Detailing the MPC framework, the Patel panel has said the RBI governor will be the chairman, while the deputy governor in charge of monetary policy will be the vice-chairman and the executive director will be a member. Besides, there will be two external members who will work full time and have access to information/analyses generated within RBI. They cannot hold any office of profit or undertake any activity seen as amounting to conflict of interest with the working of the MPC. The term of office of the MPC will ordinarily be three years, without a prospect of renewal.
Each MPC member will have one vote and the outcome of any issue will be determined by a majority in voting — which will have to be exercised, without abstaining.
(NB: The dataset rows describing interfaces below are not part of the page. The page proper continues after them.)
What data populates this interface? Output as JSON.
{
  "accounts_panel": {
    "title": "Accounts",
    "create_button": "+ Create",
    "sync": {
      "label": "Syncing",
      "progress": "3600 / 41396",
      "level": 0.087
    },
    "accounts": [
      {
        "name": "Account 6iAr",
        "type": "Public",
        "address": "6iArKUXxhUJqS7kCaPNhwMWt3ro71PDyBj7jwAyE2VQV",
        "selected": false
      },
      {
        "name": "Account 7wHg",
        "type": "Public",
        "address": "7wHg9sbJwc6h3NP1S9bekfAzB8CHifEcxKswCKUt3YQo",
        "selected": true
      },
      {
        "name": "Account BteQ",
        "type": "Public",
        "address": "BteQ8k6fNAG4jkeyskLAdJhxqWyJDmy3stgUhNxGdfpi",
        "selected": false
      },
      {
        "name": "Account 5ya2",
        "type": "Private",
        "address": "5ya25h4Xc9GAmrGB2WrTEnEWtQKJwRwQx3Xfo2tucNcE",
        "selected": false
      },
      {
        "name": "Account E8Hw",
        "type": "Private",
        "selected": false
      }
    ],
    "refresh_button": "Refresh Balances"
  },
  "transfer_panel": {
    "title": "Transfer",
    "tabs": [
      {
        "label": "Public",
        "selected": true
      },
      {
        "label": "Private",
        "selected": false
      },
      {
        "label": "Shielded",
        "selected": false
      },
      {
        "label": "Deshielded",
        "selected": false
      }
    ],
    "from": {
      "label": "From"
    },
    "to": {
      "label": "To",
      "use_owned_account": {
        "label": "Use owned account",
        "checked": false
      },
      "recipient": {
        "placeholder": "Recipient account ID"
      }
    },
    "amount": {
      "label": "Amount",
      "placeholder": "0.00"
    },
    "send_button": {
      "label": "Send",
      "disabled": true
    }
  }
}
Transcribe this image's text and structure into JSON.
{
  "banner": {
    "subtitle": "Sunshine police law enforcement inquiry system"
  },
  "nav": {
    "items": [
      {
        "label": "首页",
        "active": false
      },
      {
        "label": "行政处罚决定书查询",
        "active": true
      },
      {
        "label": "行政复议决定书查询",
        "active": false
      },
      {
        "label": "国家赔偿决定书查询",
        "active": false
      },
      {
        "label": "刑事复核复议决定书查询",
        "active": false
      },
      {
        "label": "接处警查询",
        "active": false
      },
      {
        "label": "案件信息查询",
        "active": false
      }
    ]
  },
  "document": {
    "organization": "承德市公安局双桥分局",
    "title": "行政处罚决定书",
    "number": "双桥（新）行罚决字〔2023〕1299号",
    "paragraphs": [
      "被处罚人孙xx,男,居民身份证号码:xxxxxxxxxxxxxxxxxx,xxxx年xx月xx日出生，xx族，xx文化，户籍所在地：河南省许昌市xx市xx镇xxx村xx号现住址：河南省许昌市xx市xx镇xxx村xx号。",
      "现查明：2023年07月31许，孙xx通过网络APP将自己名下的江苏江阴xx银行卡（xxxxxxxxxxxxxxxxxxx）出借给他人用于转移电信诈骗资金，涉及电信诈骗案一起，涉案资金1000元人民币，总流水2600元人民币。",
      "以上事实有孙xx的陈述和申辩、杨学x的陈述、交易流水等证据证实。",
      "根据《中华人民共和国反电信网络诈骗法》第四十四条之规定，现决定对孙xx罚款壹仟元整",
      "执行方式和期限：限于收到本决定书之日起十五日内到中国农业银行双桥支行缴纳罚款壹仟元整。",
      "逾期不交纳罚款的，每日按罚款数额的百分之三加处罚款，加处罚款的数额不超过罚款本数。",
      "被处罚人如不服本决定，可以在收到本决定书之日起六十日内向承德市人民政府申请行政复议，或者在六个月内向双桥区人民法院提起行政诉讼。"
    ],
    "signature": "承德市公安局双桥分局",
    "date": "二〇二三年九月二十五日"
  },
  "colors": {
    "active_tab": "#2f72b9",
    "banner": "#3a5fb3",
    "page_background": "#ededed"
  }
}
Minutes of the proceedings of the MPC will be released with a lag of two weeks from the date of the meeting.
The MPC will ordinarily meet once every two months and RBI will also place a bi-annual inflation report in the public domain. The MPC chairman will have a casting vote during exigencies. The committee will be asked to put out the bi-annual inflation report in the public domain on the basis of macroeconomic and monetary policy reviews.
The committee has also deliberated on the issue of volatile capital flows and suggested building up an adequate level of foreign exchange reserves. The adequacy should also to be determined by intervention requirement based on past experience.
EASING POLICY FRAMEWORK
- Nominal anchor: A shift to headline retail inflation
- Road map: Cut inflation from 10% to 8% in one year; and to 6% in two years
- Target: Retail inflation rate of 4% (+/- 200 bps)
- Rule-based framework: To make conduct of monetary policy more predictable and transparent
- Fiscal consolidation: Firm govt commitment to cut fiscal deficit to 3% of GDP by FY17
- Composition of monetary policy committee (MPC): RBI governor, a deputy governor, an executive director and two external members
- Tenure of MPC: Three years (to meet once every two months)
- Accountability: MPC to be responsible for meeting inflation target; to issue public statement with members’ signatures if it fails to achieve the target for 3 quarters
- Phased refinement of operating framework: LAF, repo rate to continue as single policy rate in Phase-I; 14-day term repo will emerge as policy rate in Phase-II